**What is needed:** Where "Thêm" occurs in a line of the entries below, copy that line.
═══ Input material ═══
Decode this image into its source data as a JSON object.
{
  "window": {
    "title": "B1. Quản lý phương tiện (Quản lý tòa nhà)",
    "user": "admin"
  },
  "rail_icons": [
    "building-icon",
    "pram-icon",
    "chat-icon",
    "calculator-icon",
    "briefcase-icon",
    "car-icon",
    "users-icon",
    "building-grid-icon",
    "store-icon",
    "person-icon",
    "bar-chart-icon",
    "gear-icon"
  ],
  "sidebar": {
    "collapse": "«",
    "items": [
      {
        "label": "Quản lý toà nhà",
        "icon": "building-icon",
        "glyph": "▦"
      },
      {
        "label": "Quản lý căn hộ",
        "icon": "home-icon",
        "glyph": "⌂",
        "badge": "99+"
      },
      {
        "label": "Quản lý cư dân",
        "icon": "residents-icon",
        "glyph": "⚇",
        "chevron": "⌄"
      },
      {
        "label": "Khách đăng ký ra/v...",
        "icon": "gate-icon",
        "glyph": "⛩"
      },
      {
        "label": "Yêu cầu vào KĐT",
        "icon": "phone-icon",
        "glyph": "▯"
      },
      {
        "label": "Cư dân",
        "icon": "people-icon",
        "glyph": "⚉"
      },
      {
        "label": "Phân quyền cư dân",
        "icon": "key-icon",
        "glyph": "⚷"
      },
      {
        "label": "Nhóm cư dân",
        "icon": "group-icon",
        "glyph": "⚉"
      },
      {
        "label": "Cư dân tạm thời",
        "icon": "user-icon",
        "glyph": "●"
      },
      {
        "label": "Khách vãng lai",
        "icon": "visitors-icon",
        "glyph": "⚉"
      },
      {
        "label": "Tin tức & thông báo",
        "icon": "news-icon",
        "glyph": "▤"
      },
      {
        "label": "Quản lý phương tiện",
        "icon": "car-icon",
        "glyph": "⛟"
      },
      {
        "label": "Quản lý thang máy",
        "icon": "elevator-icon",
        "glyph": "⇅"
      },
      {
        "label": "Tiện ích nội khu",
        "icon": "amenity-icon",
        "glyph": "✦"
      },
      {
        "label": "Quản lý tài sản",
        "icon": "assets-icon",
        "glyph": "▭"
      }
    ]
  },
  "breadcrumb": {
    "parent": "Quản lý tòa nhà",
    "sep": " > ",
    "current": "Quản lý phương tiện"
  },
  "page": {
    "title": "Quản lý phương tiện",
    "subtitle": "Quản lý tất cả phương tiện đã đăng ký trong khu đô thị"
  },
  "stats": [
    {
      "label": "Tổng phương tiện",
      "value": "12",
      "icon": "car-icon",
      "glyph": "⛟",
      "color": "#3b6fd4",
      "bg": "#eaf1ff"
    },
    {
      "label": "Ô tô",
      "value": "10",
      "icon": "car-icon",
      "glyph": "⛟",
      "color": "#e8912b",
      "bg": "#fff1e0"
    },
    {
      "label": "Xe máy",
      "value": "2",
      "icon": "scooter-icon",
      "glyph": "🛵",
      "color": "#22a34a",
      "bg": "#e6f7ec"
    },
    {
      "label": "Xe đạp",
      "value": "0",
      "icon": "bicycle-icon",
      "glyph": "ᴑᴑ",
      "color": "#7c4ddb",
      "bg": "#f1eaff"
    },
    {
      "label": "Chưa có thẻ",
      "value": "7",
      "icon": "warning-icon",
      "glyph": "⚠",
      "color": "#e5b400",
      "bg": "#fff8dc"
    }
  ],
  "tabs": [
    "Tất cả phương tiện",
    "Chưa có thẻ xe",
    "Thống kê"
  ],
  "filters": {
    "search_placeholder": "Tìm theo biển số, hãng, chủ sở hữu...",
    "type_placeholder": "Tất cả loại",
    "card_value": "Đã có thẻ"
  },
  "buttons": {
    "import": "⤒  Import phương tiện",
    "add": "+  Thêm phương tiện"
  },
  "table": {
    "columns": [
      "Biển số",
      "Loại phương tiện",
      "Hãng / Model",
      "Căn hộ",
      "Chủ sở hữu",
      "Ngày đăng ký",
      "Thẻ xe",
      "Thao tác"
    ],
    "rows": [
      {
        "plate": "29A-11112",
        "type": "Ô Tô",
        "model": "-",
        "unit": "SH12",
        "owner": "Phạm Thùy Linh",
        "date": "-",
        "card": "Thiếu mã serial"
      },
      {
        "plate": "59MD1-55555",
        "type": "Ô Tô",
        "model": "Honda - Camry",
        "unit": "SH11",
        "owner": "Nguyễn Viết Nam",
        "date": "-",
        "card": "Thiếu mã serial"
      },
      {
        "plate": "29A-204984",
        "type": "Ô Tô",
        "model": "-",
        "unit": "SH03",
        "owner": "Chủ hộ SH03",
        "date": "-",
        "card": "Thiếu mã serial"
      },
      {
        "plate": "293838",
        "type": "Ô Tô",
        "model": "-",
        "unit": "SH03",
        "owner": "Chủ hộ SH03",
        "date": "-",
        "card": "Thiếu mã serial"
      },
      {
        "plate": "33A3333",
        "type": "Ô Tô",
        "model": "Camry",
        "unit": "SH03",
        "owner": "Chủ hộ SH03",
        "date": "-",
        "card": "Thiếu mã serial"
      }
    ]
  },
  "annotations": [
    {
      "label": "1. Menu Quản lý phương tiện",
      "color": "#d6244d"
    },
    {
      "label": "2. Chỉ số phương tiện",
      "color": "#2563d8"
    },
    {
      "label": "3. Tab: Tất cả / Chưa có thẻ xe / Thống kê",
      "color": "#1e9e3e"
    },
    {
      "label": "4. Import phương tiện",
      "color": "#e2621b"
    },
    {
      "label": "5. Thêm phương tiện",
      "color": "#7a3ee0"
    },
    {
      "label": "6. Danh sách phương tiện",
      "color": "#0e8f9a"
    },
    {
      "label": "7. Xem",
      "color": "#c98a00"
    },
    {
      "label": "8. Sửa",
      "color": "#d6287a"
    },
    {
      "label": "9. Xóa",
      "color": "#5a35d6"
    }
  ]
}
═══
**Answer for this exercise:**
    "add": "+  Thêm phương tiện"
      "label": "5. Thêm phương tiện",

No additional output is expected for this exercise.